Jack: He’ll have to find a job, too so that he can pay the rent and buy gas for his car. I guess he is going to learn really fast how to fend for himself!

Ken: Yes. I hope he can do it.

Meaning:
To Fend for Oneself means to take care of oneself without the help of others. In the first example, the kitten was able to fend for herself alone outside even though she was just a baby. In the second example, Kevin depends completely on his mother for every part of his life, so when his mother is in the hospital, Kevin’s friends are worried they he won’t be able to fend for himself.

This idiom can be found in the 2nd edition of Reading Horizons. This book is used at LSI schools in the level 6 Reading/Vocabulary classes. For more information, please visit: www.languagesystems.com


Tuesday, April 2, 2013

To Zero in On



Meaning: Direct one's attention to, concentrate or focus on

Example 1:
Tom: Did you hear about that big bank robbery yesterday on Main Street?

Sarah: No! What happened?

Tom: Well, a couple of guys dressed up as clowns went into the bank around 1:00 yesterday and stole almost $100,000 in cash!

Sarah: Really? Do the police have any idea who the robbers could be?

Tom: Well, the police have zeroed in on a couple of guys working at a local circus that is in town for a few weeks. They think perhaps that is where the guys got their wigs and make up for the clown costumes. Plus, the men were seen running toward the circus area after robbing the bank.

Sarah: Well, I guess it wasn’t too hard to zero in on those two. They must not be very smart!


Example 2:
Ken: So, have you found a new house yet.

Jack: Well, we have been looking at so many different houses in the past couple of weeks, but we haven’t zeroed in on any one special house yet.

Ken: Don’t worry. Take your time so that you find the house that is just right for you.

Jack: Yes, I know. But I don’t want to take too long because the kids are tired of living in this small apartment we rented while looking for a house.

Ken: I’m sure after looking at all those different houses, you’ll be able to zero in on one soon and move in right away.

Jack: I hope so!

Meaning:
To Zero in On means to direct one’s attention to someone or something or to focus on someone or something. In the first example, the police have zeroed in on who the bank robbers are since they were seen running toward a certain area of town. In the second example, Ken is trying to find a new house, but has not zeroed in on a house yet because he has looked at so many different houses.

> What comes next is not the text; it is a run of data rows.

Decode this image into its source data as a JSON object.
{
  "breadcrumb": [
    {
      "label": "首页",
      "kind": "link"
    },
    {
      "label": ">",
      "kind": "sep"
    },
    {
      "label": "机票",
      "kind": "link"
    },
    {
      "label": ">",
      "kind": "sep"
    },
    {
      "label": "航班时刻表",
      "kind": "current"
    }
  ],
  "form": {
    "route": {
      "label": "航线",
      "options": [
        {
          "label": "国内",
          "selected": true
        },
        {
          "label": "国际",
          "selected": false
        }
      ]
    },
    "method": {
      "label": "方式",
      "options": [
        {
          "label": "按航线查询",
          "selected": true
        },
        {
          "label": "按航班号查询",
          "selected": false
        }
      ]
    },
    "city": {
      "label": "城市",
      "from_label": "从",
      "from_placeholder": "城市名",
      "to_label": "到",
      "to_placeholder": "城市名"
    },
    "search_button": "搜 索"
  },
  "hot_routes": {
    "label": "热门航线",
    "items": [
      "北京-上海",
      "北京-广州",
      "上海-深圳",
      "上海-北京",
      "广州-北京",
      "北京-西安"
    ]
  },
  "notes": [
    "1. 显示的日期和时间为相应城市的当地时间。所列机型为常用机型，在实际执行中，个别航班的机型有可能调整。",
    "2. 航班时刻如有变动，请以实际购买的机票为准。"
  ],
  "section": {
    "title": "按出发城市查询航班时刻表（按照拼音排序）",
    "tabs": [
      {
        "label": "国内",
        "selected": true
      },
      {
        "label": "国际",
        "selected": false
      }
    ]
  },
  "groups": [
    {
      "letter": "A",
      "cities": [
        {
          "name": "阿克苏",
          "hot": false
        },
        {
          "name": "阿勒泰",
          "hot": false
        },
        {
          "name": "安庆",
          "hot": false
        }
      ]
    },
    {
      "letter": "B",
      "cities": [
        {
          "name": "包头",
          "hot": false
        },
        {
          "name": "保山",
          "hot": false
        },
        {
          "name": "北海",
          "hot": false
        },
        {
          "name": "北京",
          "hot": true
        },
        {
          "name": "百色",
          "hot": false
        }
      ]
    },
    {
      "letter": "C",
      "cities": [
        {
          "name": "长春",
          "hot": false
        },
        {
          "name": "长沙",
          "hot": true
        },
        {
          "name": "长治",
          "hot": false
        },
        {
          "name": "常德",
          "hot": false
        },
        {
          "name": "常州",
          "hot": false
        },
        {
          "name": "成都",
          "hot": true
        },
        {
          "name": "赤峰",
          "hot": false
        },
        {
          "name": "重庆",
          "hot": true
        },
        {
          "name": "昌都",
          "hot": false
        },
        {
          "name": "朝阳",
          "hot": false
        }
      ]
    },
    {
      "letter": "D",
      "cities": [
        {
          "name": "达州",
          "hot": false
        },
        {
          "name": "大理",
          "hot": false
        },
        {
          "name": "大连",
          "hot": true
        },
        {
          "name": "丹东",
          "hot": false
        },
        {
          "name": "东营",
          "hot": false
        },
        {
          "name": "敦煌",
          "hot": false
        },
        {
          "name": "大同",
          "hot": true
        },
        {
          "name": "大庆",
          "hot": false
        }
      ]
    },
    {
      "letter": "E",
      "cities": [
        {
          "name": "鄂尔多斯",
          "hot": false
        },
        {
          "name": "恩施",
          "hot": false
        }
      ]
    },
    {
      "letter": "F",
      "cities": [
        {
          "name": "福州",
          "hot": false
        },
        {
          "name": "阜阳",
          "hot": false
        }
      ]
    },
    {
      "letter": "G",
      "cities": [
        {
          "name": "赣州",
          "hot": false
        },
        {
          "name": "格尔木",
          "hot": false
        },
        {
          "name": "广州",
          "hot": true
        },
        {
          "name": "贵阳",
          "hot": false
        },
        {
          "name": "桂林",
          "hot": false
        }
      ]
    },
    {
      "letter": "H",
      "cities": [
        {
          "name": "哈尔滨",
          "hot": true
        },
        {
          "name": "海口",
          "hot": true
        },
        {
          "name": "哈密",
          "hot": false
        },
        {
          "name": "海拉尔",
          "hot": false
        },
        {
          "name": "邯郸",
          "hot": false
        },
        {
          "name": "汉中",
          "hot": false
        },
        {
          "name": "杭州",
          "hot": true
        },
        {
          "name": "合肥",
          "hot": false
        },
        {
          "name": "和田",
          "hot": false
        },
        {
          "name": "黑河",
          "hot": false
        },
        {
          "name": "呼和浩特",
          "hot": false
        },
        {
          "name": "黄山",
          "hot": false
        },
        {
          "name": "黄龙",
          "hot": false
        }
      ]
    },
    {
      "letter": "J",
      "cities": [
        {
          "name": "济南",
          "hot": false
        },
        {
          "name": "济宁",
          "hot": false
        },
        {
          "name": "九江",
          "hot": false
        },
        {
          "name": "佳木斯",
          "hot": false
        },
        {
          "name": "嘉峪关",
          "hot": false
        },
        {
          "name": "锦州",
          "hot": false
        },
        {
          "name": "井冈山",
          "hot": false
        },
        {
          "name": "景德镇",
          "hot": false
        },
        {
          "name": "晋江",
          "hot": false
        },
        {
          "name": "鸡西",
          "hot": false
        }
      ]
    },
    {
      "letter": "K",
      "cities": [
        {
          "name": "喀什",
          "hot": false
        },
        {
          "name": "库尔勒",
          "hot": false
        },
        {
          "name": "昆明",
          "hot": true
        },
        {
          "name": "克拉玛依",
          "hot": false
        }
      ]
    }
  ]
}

This idiom can be found in the 2nd edition of Reading Horizons. This book is used at LSI schools in the level 6 Reading/Vocabulary classes. For more information, please visit: www.languagesystems.com